Daily Archives: October 18, 2010

katabatic

Oh, this word looks and sounds like being pelted with ice cubes. That opening k is hard, hard… and the word ends with a /k/ as well, softened only in the mind by being written as c. You can hear the chattering teeth and shivering, kkkkkkkkk… And the /t/ and /t/, sounding like icicles snapping and written as two crosses from a graveyard t and t. The only voiced consonant is a stop /b/, not really voiced – just with a minimal voice offset and onset time (especially in English; some other languages do maintain a bit of voice during voiced stops, but in English normally not, unless of course we reduce them to flaps or taps).

The real kicker is what you see this word with: its common collocation is katabatic winds. Ohhh, now, does that not seem chaotic, like something hurled down from a nunatak by an evil tuurngaq – a howling wind, strong and cold enough to send an army of ten thousand into retreat.

But does katabatic sound like a word for a wind to you? It’s so hard-edged, and winds, as ill as they may be, generally buffet but do not cut. Yet I am put in mind of the song “Vihma” by the Finnish group Värttinä,* about being caught in a furious storm, which does not howl but chatters rapidly: “Upa-maita ulkkumasta taromaita tallomasta”; “Vihma silmäni virutti lumi kulmani kulutti”…

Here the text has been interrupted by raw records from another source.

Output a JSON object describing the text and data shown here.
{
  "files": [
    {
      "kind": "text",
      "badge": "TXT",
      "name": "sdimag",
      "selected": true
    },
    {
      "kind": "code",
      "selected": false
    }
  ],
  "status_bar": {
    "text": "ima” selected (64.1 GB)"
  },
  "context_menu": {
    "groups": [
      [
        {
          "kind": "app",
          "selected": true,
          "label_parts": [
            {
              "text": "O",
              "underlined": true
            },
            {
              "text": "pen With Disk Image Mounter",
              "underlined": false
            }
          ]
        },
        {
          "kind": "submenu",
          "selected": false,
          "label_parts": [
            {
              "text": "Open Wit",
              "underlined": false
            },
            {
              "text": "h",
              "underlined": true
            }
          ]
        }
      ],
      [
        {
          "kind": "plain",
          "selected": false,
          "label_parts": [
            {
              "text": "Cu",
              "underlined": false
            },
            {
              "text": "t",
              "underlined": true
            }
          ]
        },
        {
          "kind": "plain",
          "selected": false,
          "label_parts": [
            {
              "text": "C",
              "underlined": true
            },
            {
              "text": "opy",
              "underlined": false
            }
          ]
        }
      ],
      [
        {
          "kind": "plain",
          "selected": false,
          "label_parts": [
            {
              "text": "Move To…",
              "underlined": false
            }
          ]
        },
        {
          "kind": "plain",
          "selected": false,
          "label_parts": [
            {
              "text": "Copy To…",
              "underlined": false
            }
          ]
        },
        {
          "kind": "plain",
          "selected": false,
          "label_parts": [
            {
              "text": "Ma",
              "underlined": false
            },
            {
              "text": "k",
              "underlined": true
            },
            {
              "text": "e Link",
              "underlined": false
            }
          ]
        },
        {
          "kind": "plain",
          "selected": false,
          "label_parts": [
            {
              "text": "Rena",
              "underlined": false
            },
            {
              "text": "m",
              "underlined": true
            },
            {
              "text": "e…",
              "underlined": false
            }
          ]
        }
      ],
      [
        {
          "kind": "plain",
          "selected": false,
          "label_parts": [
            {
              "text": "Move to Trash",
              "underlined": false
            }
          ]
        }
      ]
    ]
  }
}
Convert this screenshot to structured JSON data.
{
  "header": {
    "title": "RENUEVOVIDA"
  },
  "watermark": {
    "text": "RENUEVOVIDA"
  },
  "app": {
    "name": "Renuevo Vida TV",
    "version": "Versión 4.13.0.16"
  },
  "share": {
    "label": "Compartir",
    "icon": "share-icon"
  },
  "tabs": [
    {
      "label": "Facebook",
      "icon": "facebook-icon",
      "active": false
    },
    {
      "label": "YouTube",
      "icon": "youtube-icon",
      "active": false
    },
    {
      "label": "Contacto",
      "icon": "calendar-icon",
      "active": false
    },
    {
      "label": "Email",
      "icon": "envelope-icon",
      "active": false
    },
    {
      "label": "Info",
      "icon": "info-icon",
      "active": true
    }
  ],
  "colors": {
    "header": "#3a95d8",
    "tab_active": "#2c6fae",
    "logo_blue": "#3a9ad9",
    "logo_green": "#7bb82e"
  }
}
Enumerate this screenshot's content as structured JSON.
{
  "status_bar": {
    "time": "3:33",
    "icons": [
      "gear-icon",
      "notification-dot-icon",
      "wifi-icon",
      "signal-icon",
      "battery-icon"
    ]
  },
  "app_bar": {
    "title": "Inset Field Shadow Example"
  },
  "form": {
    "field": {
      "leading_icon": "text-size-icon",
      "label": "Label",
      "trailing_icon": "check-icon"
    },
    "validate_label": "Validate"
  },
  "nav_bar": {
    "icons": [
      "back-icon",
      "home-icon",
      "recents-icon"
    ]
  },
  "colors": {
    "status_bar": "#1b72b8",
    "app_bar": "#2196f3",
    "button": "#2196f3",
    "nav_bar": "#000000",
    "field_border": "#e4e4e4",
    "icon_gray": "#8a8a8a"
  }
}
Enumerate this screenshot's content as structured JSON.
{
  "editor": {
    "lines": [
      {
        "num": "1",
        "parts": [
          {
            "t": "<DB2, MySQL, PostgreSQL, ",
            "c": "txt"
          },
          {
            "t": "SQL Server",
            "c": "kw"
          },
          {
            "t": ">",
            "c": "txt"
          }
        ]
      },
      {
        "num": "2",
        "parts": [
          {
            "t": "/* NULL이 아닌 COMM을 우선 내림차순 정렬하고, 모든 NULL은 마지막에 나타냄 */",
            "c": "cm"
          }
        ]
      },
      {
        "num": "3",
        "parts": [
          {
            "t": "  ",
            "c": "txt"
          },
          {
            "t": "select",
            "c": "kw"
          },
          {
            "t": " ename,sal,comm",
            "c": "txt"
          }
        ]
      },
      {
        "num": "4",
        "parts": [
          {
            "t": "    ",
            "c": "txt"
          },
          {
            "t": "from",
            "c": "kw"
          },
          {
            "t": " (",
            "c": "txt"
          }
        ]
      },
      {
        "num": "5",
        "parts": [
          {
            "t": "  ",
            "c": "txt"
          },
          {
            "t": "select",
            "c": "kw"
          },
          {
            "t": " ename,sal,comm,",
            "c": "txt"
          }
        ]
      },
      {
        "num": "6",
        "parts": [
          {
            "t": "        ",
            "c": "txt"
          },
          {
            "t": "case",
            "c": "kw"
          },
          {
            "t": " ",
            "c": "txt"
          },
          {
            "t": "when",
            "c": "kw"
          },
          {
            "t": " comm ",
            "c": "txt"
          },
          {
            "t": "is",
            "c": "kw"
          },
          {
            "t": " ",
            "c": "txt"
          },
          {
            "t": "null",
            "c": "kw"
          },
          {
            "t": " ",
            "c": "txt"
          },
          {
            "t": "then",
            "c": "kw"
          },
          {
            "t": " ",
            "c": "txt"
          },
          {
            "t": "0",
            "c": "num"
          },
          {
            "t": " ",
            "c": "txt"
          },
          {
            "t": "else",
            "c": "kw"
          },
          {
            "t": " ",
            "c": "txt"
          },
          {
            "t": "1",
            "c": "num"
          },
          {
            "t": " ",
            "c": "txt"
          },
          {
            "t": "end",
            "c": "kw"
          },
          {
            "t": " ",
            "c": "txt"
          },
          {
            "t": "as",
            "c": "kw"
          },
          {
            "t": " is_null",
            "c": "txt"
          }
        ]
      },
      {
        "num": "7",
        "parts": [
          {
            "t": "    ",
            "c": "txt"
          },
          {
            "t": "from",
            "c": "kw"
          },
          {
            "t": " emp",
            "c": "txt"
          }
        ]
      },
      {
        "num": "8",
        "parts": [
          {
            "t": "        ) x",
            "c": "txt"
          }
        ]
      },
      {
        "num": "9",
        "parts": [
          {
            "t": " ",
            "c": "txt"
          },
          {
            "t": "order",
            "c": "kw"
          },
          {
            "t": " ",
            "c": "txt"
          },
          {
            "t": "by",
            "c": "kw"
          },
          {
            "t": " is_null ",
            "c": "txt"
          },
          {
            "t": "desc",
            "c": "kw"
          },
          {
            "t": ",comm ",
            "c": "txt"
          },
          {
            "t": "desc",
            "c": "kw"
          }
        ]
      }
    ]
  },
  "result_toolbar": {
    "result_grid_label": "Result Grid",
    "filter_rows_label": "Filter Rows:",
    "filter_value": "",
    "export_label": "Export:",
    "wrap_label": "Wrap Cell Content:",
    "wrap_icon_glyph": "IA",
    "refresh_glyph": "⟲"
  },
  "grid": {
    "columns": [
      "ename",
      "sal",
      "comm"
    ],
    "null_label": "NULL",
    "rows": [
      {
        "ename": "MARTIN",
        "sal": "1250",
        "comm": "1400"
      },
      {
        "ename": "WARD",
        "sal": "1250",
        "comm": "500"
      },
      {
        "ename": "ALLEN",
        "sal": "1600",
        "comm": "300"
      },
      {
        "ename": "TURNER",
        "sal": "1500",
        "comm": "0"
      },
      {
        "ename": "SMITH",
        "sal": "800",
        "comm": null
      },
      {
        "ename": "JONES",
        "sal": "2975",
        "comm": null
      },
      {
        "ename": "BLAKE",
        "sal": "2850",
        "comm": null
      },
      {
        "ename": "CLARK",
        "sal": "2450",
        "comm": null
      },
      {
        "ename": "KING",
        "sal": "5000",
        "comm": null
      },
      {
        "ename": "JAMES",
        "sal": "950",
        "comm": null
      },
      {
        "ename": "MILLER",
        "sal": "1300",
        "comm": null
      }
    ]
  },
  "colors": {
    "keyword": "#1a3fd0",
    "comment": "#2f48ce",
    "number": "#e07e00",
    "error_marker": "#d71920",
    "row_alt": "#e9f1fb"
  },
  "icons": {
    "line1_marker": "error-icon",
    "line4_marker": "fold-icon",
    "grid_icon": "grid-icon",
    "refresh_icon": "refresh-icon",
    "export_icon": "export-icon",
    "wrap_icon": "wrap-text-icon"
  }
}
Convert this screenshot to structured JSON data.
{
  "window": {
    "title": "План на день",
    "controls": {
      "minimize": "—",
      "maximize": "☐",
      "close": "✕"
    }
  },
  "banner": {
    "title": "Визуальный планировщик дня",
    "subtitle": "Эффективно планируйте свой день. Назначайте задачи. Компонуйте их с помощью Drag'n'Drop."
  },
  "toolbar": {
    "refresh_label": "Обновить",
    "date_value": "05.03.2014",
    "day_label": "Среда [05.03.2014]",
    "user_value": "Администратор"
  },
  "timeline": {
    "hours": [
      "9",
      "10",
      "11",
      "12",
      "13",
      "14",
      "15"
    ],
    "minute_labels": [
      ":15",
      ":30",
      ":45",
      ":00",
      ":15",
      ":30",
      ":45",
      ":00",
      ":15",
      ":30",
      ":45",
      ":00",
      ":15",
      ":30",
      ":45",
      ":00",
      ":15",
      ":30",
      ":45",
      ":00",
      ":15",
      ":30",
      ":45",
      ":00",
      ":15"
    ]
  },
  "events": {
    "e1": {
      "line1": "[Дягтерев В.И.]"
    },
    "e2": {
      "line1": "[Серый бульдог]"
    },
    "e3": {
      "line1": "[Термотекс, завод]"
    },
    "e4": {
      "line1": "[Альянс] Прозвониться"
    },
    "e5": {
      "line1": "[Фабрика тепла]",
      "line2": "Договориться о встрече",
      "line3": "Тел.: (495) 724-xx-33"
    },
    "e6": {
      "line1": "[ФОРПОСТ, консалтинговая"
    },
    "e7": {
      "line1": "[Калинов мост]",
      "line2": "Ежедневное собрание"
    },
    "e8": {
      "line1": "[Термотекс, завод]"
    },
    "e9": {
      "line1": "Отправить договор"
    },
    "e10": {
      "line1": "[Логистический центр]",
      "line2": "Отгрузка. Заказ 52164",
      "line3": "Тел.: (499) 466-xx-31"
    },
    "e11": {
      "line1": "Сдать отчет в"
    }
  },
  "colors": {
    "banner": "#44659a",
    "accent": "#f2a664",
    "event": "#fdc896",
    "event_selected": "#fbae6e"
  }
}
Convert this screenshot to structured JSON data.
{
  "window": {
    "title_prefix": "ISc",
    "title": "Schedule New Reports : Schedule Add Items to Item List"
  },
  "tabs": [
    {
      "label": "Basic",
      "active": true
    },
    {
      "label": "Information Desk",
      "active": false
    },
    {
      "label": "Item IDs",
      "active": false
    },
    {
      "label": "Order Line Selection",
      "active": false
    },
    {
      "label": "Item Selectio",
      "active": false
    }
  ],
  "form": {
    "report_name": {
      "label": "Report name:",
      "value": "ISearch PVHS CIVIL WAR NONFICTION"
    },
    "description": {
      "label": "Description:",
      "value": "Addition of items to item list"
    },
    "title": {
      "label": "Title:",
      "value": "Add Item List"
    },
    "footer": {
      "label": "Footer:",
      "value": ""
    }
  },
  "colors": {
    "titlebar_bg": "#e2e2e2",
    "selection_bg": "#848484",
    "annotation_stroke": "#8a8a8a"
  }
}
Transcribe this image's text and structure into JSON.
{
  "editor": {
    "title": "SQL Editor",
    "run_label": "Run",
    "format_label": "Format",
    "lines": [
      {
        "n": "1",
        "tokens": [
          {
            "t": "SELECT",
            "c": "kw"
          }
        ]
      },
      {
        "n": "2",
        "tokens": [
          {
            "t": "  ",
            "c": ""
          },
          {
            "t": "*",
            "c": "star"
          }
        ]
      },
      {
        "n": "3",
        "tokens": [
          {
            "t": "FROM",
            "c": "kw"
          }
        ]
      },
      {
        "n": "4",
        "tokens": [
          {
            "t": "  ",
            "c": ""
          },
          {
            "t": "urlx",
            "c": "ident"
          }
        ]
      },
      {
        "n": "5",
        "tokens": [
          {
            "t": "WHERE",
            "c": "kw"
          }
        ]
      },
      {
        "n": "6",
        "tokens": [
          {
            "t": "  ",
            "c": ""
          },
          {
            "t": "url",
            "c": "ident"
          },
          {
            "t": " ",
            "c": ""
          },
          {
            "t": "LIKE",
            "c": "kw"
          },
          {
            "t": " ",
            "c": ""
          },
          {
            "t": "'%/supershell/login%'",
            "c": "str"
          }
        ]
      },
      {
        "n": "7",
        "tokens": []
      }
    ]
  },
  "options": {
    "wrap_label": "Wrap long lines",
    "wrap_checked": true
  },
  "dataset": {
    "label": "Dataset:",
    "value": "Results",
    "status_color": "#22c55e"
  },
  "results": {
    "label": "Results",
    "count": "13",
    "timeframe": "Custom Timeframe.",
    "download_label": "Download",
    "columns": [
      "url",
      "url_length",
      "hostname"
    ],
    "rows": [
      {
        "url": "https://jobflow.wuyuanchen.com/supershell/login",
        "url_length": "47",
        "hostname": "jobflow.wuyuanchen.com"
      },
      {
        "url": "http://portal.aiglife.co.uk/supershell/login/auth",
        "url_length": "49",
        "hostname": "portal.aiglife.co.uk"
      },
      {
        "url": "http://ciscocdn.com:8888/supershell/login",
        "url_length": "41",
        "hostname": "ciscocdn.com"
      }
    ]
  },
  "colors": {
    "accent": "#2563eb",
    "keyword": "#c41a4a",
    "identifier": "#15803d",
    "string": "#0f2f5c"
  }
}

So is katabatic a Finnish word? No. Is it an Inuktitut word, like nunatak and tuurngaq? No. This word does not come from a cold country. Here’s a hint: one unusual thing about this word is that the kata is not spelled cata, as it normally is in English: catastrophe, cataplexy, catatonic… Yes, that kata is the Greek kata (κατα) meaning “downward”, coming this time not by way of Latin (which is the reson for those c’s) but straight into English about a century ago. And the batic? It is from batos (βατος), “going”. Katabatic thus means “going down”; its Greek source can also mean “retreating”, and its sibling katabasis or catabasis “retreat” has a particular historical reference: the retreat of the army of ten thousand Greeks described in Xenophon’s Anabasis.

So while the batic is the same one as in acrobatic, it has nothing to do with batik – with katabatic winds, you will not dye a fabric, though you might die a chilly death. In truth, though, you probably won’t. Most katabatic winds aren’t that strong, though some of them do reach hurricane force. It depends on the environment. Many are cold, although California’s Santa Ana winds often get warmed up by the time they hit bottom, for instance. The one thing they all have in common is just this: they are caused by heavy cold air being pulled down a slope by gravity.

Yes, katabatic winds are the air equivalent of a landslide or avalanche, except that they are not so abruptly triggered; air does not build up the kind of friction holding it back that snow or earth does (still, some katabatic winds are sudden, notably the williwaw, which has an ironically unabrupt name). But if you’re in, say, Antarctica or Greenland, with the air getting awfully cold high up on those ice sheets (and nunataks), it is quite heavy and has a long way to slide: at Antarctic McMurdo it batters and desiccates, and the piteraq of Kalaallit Nunaat can rack with a wicked and quick attack as it did to the town of Tasiilaq.

*By the way, in Värttinä the stress is on the first syllable and the ä’s are pronounced like the a in hat.